(Well, to me anyway...)
Today is Palm Sunday. I am about to plunge headlong into Holy Week. For my Episcopalian heart and mind, this is one terrific ride. Friends of mine are often exasperated with my taste in movies. I'll watch just about anyting, but I prefer comedies (not romantic) and mindless action movies. I dislike irony in movies. Or bathos. And I like to be titilated (Vin "Chained at my feet, drenched in my piss" Diesel in xXx wearing handcuffs and threatened with his life by the bad guy was perfect), but I don't favor explicit sexuality.
"But... That doesn't fit... You quote Andrew Marvell when you're seducing guys... You've read Joyce's Ullysses..."
Perhaps it's because I've been through a lot of Holy Weeks in my life.
How to describe for those who have never experienced?
Holy Week is essentially an opportunity to participate in the Passion and death and resurrection of Christ. Like Mel Gibson's movie (which I haven't seen), only You. Are. There.
On Thursday, we'll gather in the church. Things will be pretty much normal. La-di-dah. Only there's the washing of feet. Right up there on the altar, the priest will was the feet of several folks from the congregation. And it's actual foot washing. As in, take off your shoes and socks, and here's this warm water and a basin. But then, after the service, while we all sit there, the church will be stripped bare. Violently. Abruptly. All the flowers and vestments and candles and crosses are removed. Everything is taken out. The Host is taken down to a small chapel. For the next twenty-four hours, in one hour shifts, we'll all be keeping vigil, sitting all through the night in the chapel. When it's all over, the lights go on, and you're sitting in a big empty room. The church is no longer a church. God is dead. It's just a big building that's hard to heat and air-condition. Friday there's another service. Again way toned down. No music. The church is still bare. It concludes with the adoration of the cross. Up on the altar, they hold up a big wooden cross with a silver Jesus in agony hung on it. One by one, people from the congregation go up, and confront it, close up. Some people just stand silently in front of it, maybe crossing themselves. Some people will touch it with their fingertips. Nutjobs like me get down on their hands and knees and press their lips to the wood of the cross. Then we all go home. Okay. So then there's Saturday. Saturday night, at 9 p.m., is the Great Vigil of Easter. When we all go into the church, there's almost no light at all. At the back of the church, a spark is struck, and then a fire--as in, an actual fire!--is kindled. And candles are lit. Everyone in the congregation is provided with a candle, and from the Paschal Candle at the back, two candles are lit, and the people bearing those candles spread out, and start lighting other candles, and when your candle is lit, you light the candles of the people, till soon, the church is filled with light from the candles, all started with the lighting of the Paschal candle. Then there are readings of passages from the Bible, the Creation, the Valley of the Dry Bones... And like three hundred more. It takes a while. Slowly the light comes up, and then the announcement is made: "Alleluia! Christ is Risen!" To which we all reply, "The Lord is Risen indeed! Alleluia, Alleluia!" And then when we all sing the Gloria, we take bells out of our pockets and ring them.

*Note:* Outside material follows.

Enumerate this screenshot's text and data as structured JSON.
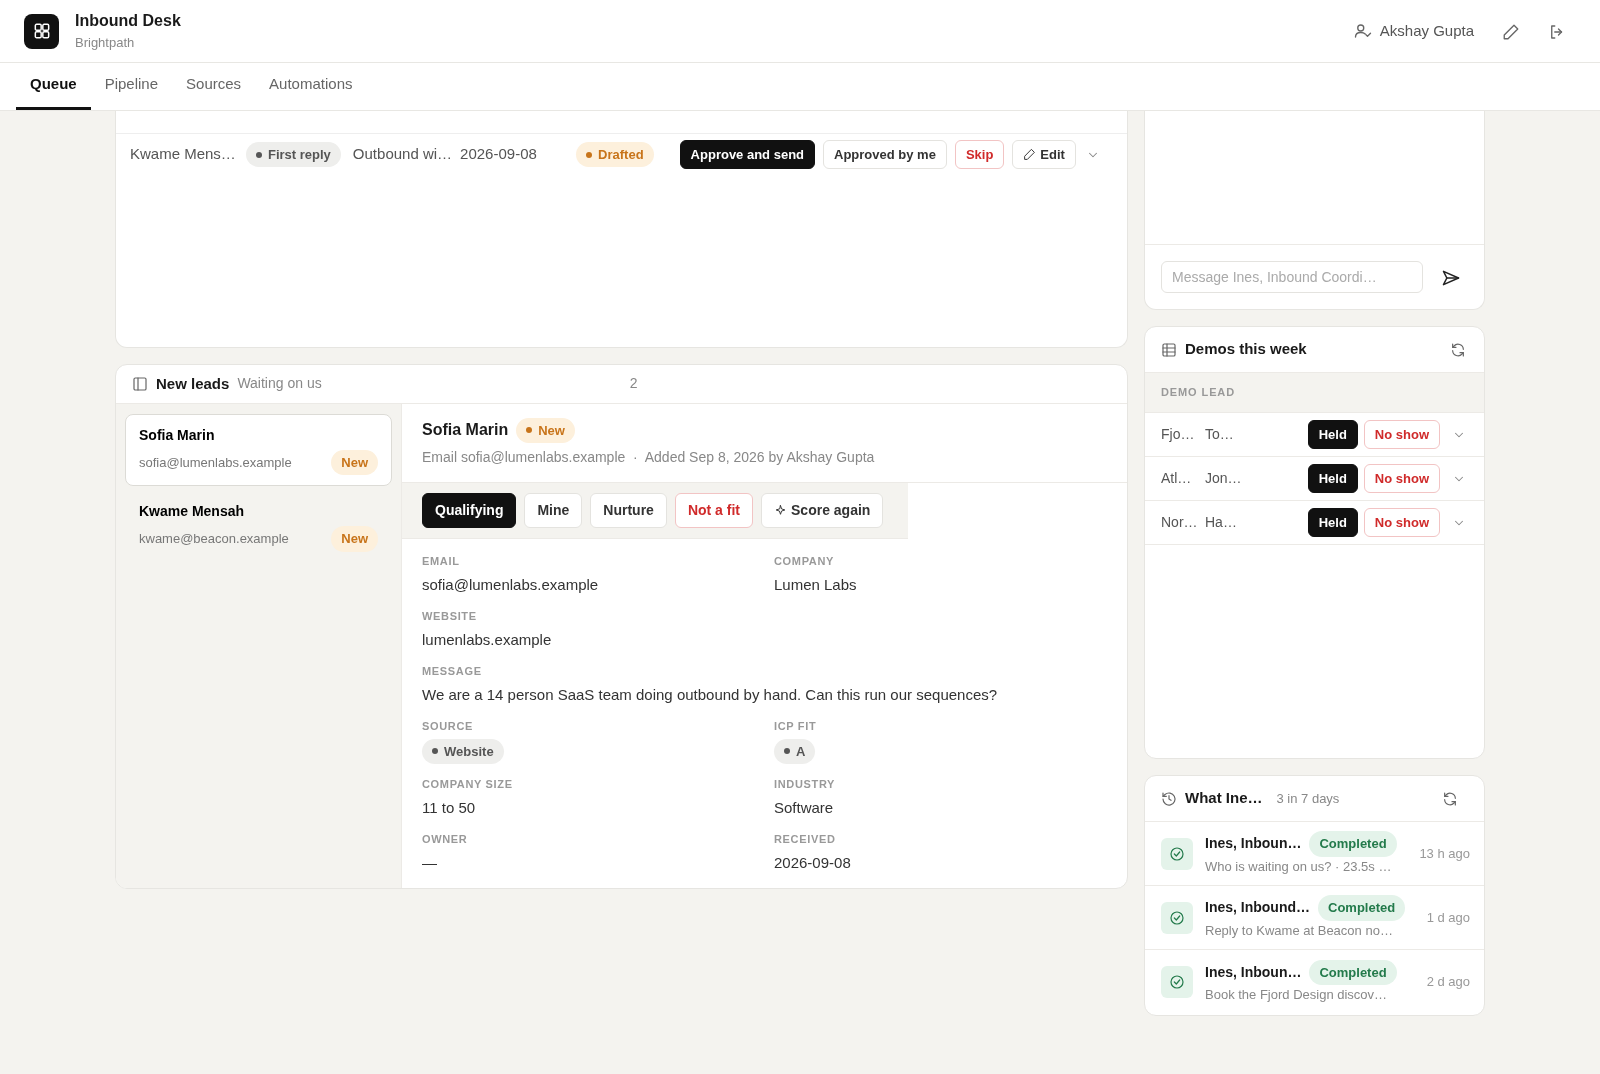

Yeah, that's what I'm looking forward to.
See what's going on there? Thursday night is the Last Supper, when Christ washed the feet of his apostles. After celebrating Passover together, they go to the Garden of Gethsemane where Jesus asks them to wait while he prayes. (That's the vigil through the night part.) In the Garden, Jesus is arrested and ordered to be put to death. That's the stripping of the church. Friday is the crucifixion. And lemme tell ya, the Good Friday service really feels like that, like it must have felt for the people who had been with him all through his preaching and teaching, watching him there, hanging on the cross. I'm so shaken up by Good Friday. Always.
And then, when we come into the church on Saturday and it's all dark? That's because we're there in the tomb with Jesus. Who's dead. And that spark that lights the fire, and the light that spreads out? That's Christ rising from the dead.

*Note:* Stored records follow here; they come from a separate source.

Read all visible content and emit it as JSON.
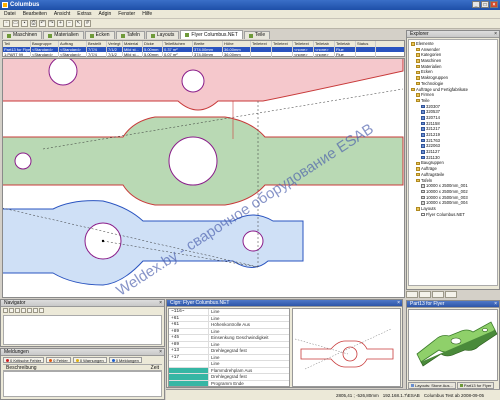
{
  "window": {
    "title": "Columbus"
  },
  "menu": [
    "Datei",
    "Bearbeiten",
    "Ansicht",
    "Extras",
    "Adgin",
    "Fenster",
    "Hilfe"
  ],
  "tabs": [
    "Maschinen",
    "Materialien",
    "Ecken",
    "Tafeln",
    "Layouts",
    "Flyer Columbus.NET",
    "Teile"
  ],
  "grid": {
    "headers": [
      "Teil",
      "Baugruppe",
      "Auftrag",
      "Bestellt",
      "Verlegt",
      "Material",
      "Dicke",
      "Teileflächen",
      "Breite",
      "Höhe",
      "Teiletext",
      "Teiletext",
      "Teiletext",
      "Teiletab",
      "Teiletab",
      "Status"
    ],
    "rows": [
      [
        "Part13 for Flyer",
        "<Standard>",
        "<Standard>",
        "7/7/4",
        "7/1/2",
        "Mild st...",
        "5.00mm",
        "0.37 m²",
        "374.00mm",
        "36.00mm",
        "",
        "",
        "<none>",
        "<none>",
        "Flue",
        ""
      ],
      [
        "1:PART 99",
        "<Standard>",
        "<Standard>",
        "7/7/4",
        "7/1/2",
        "Mild st...",
        "5.00mm",
        "0.07 m²",
        "374.00mm",
        "36.00mm",
        "",
        "",
        "<none>",
        "<none>",
        "Flue",
        ""
      ]
    ]
  },
  "navigator": {
    "title": "Navigator"
  },
  "messages": {
    "title": "Meldungen",
    "filters": [
      "0 Kritische Fehler",
      "0 Fehler",
      "0 Warnungen",
      "0 Meldungen"
    ],
    "column": "Beschreibung",
    "column_right": "Zeit"
  },
  "code_panel": {
    "title": "Cign: Flyer Columbus.NET",
    "rows": [
      {
        "k": "~116~",
        "v": "Line"
      },
      {
        "k": "+61",
        "v": "Line"
      },
      {
        "k": "+61",
        "v": "Höhenkontrolle Aus"
      },
      {
        "k": "+89",
        "v": "Line"
      },
      {
        "k": "+45",
        "v": "Einsenkung Geschwindigkeit"
      },
      {
        "k": "+89",
        "v": "Line"
      },
      {
        "k": "+13",
        "v": "Drehlegegrad fest"
      },
      {
        "k": "+17",
        "v": "Line"
      },
      {
        "k": "",
        "v": "Line"
      },
      {
        "k": "",
        "v": "Flammdrehplam Aus"
      },
      {
        "k": "",
        "v": "Drehlegegrad fest"
      },
      {
        "k": "",
        "v": "Programm Ende"
      }
    ],
    "highlight_rows": [
      9,
      10,
      11
    ]
  },
  "explorer": {
    "title": "Explorer",
    "nodes": [
      {
        "label": "Elemente",
        "lvl": 0,
        "icon": "folder"
      },
      {
        "label": "Anwender",
        "lvl": 1,
        "icon": "folder"
      },
      {
        "label": "Kategorien",
        "lvl": 1,
        "icon": "folder"
      },
      {
        "label": "Maschinen",
        "lvl": 1,
        "icon": "folder"
      },
      {
        "label": "Materialien",
        "lvl": 1,
        "icon": "folder"
      },
      {
        "label": "Ecken",
        "lvl": 1,
        "icon": "folder"
      },
      {
        "label": "Makrogruppen",
        "lvl": 1,
        "icon": "folder"
      },
      {
        "label": "Technologie",
        "lvl": 1,
        "icon": "folder"
      },
      {
        "label": "Aufträge und Fertigfabrikate",
        "lvl": 0,
        "icon": "folder"
      },
      {
        "label": "Firmen",
        "lvl": 1,
        "icon": "folder"
      },
      {
        "label": "Teile",
        "lvl": 1,
        "icon": "folder"
      },
      {
        "label": "320307",
        "lvl": 2,
        "icon": "part"
      },
      {
        "label": "320537",
        "lvl": 2,
        "icon": "part"
      },
      {
        "label": "320714",
        "lvl": 2,
        "icon": "part"
      },
      {
        "label": "321158",
        "lvl": 2,
        "icon": "part"
      },
      {
        "label": "321217",
        "lvl": 2,
        "icon": "part"
      },
      {
        "label": "321219",
        "lvl": 2,
        "icon": "part"
      },
      {
        "label": "321763",
        "lvl": 2,
        "icon": "part"
      },
      {
        "label": "322063",
        "lvl": 2,
        "icon": "part"
      },
      {
        "label": "321127",
        "lvl": 2,
        "icon": "part"
      },
      {
        "label": "321130",
        "lvl": 2,
        "icon": "part"
      },
      {
        "label": "Baugruppen",
        "lvl": 1,
        "icon": "folder"
      },
      {
        "label": "Aufträge",
        "lvl": 1,
        "icon": "folder"
      },
      {
        "label": "Auftragsteile",
        "lvl": 1,
        "icon": "folder"
      },
      {
        "label": "Tafeln",
        "lvl": 1,
        "icon": "folder"
      },
      {
        "label": "10000 x 2500mm_001",
        "lvl": 2,
        "icon": "sheet"
      },
      {
        "label": "10000 x 2500mm_002",
        "lvl": 2,
        "icon": "sheet"
      },
      {
        "label": "10000 x 2500mm_003",
        "lvl": 2,
        "icon": "sheet"
      },
      {
        "label": "10000 x 2500mm_004",
        "lvl": 2,
        "icon": "sheet"
      },
      {
        "label": "Layouts",
        "lvl": 1,
        "icon": "folder"
      },
      {
        "label": "Flyer Columbus.NET",
        "lvl": 2,
        "icon": "doc"
      }
    ]
  },
  "part_view": {
    "title": "Part13 for Flyer",
    "bottom_tabs": [
      "Layouts: Stone Aus...",
      "Part13 for Flyer"
    ]
  },
  "status": {
    "coords": "2805,41 ; -526,80mm",
    "host": "192.168.1.7\\ESAB",
    "db": "Columbus Test ab 2008-09-05"
  },
  "watermark": "Weldex.by - сварочное оборудование ESAB",
  "colors": {
    "accent": "#2a54c0",
    "part_fill": "#b9d9b4",
    "part_red_fill": "#f5c8cc",
    "part_blue_fill": "#cfe0f6",
    "hole_stroke": "#8a1d8a"
  }
}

Next Saturday night, there I'll be, tears streaming down my face, wildly ringing my bell as I sing, "Glory to God in the highest! And peace to his people on earth!"
So after going through that year after year, most of what passes for "heavy drama" in Hollywood movies just falls short.
I'm an Episcopalian. We know drama.
Here's the haiku:
I pause, motionless:
my own Oberammergau
is soon to begin.